By Meredith Ward, Guest Blogger; Manager, Media and Legislative Affairs, IACP
Bart R. Johnson became executive director of the IACP on December 5, 2011. Prior to joining us, he worked his way up through the ranks to serve as a colonel in the New York State Police before heading over to the Department of Homeland Security (DHS) where, most recently, he served as principal deputy undersecretary for Intelligence and Analysis (I&A).
Just recently, he received the National Intelligence Superior Service Medal from the Director of National Intelligence for his “vision, strong leadership, and being instrumental in breaking down barriers to secure our homeland,” especially as it relates to establishing the National Network of Fusion Centers.
Meredith: Bart, you’ve been at the IACP just five months now. How has it been so far?
Executive Director Johnson: My experiences so far have been great; I feel a great sense of excitement within the IACP and with where we’re heading. When I came here, I was lucky that there was such a strong foundation in place. The rich history of this association is unmatched. This is why I’m looking forward to exploring new opportunities, partnerships, and means of reaching out to our membership (like through this blog!).
I’m also grateful that the IACP staff has been supportive in helping me to learn about the full scope of this organization. I’ve been involved in two productive Board of Officers and Executive Committee meetings, and the members of those bodies have been supportive as I adapt to my new role. I would also be remiss if I didn’t specifically mention President McNeil–Walt has been an outstanding supporter of me, the IACP staff, and the organization as a whole.
Meredith: Having served as a beat cop and as the second-highest ranking official in the DHS I&A, you have a unique perspective on information and intelligence sharing. Why should state, local, and tribal police chiefs/law enforcement buy into the intelligence and information sharing model?
Executive Director Johnson: In the years since 9/11, I believe we’ve made a lot of progress, but there’s more that we need to do. I lived in New York on 9/11 and lost two very good friends of mine who started out with me in Peekskill [New York]–one a law enforcement official and the other a firefighter. There are so many of us who lost friends and loved ones on 9/11, and so we have a personal and professional commitment to preventing and fighting terrorism.
This is why it is so important that information and intelligence flows among state, local, and tribal law enforcement and the federal government–most especially as it relates to countering terrorism.

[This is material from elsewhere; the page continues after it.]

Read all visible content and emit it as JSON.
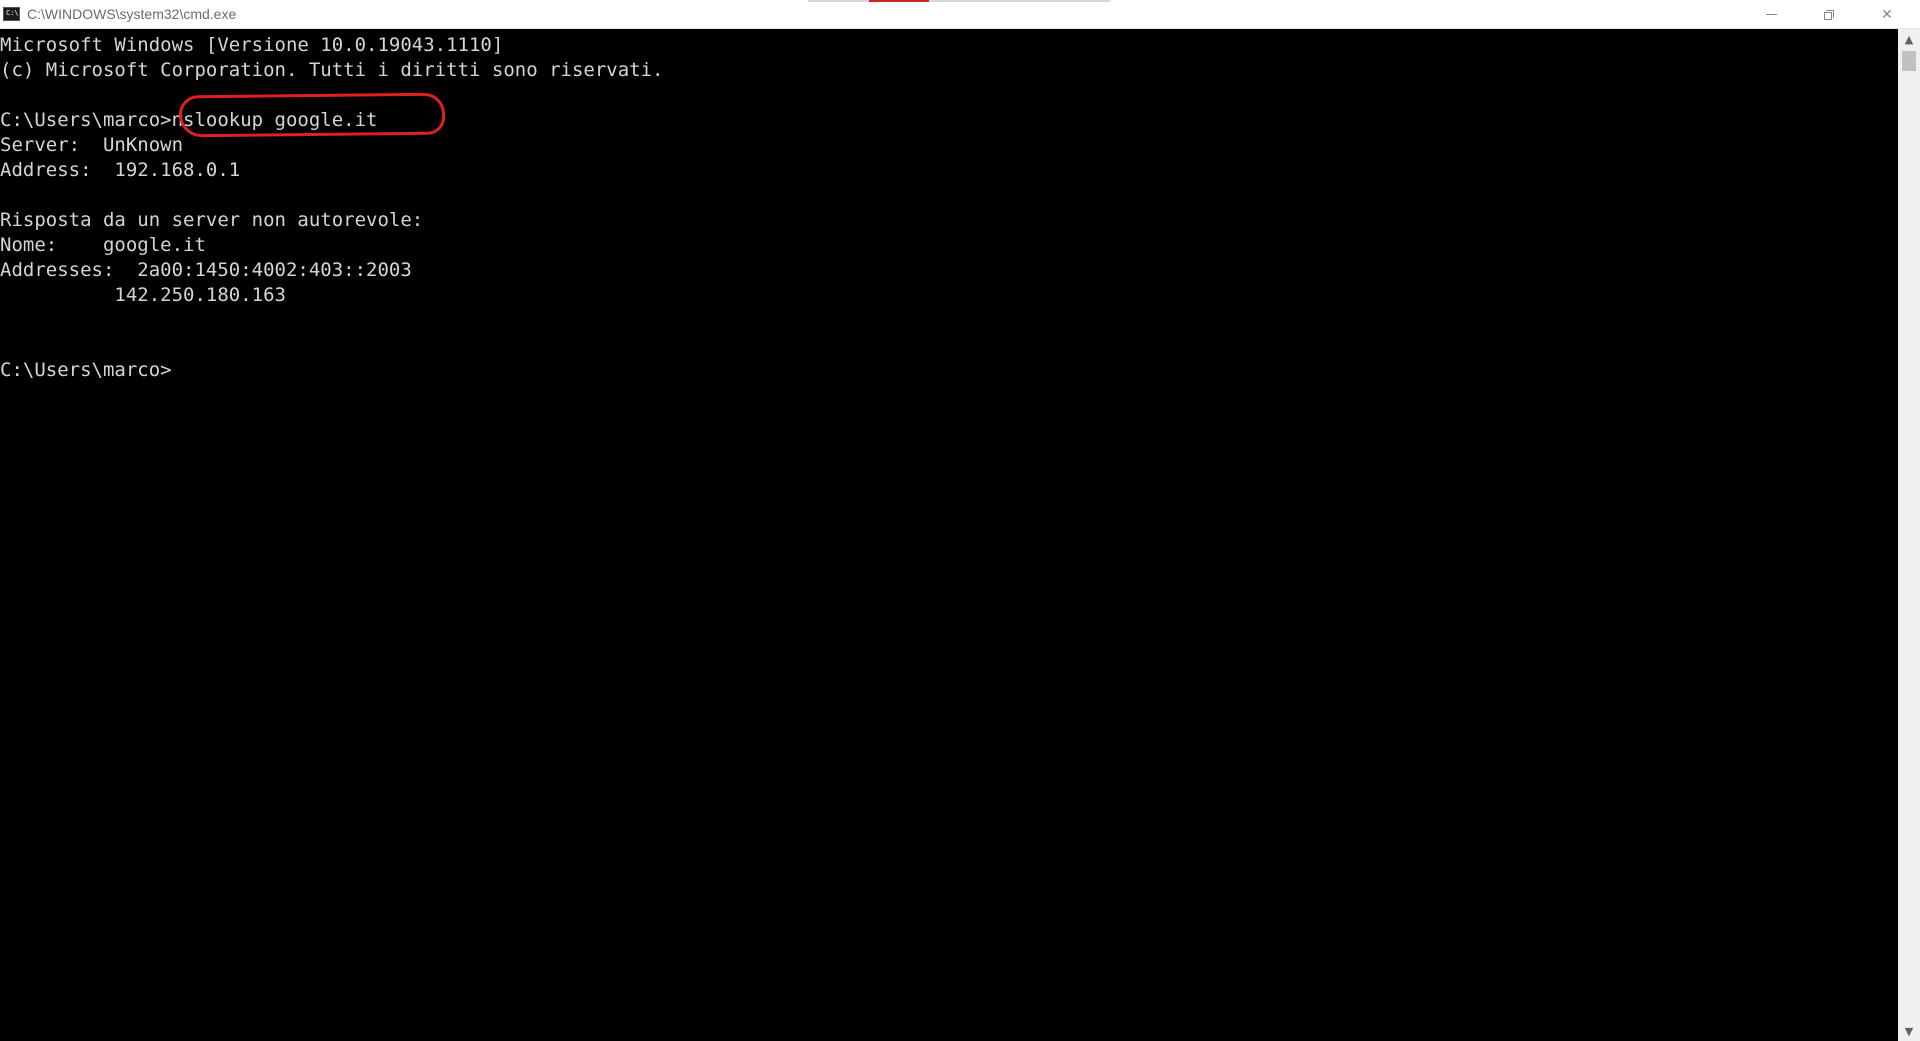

Law enforcement officers who are out on patrol each and every day need the best information and tools available to them, as well as training on indicators, warnings, and mechanisms to ensure they recognize, respond to, and report potential threats.
Meredith: At DHS I&A, your work focused on fusion centers and the important information sharing hubs that they are intended to be. Why is this important to state, local, and tribal law enforcement?
Executive Director Johnson: As evidenced by the rise in homegrown violent extremism, the threat to our nation is changing–it is here within our borders, and law enforcement must be prepared for how that threat may evolve. This is why the Fusion Center Network is so important and has played a big role in the progress we have made. These fusion centers are receiving, in near real time, information and intelligence regarding tactics, techniques, and procedures that terrorists are using. They are fully engaged, and part of their job is to make sure that state, local, and tribal law enforcement is also fully engaged and updated on the information and the intelligence they receive.
I am a firm believer that hometown security is really homeland security and, through our Homeland Security and Terrorism committees, the IACP will continue to play a significant role in this critical effort.
Meredith: Finally–and now this is technically the fourth question–anything else you’d like the membership to know about you?
Executive Director Johnson: What I learned in my 32-year law enforcement career (and four years with the federal government) is that law enforcement is a noble and honored profession. There are men and women out there each and every day who put their lives on the line to protect the homeland. I will always be cognizant of that and will apply my past experiences here. I’m proud that the IACP always has and will continue to be an advocate for law enforcement, and I will make certain this continues through my tenure.
For more on Meredith’s interview with Executive Director Bart R. Johnson, subscribe to updates to the IACP Blog by typing your email address in the box above the Sign Me Up button on the upper right of your screen. Then, click Sign Me Up!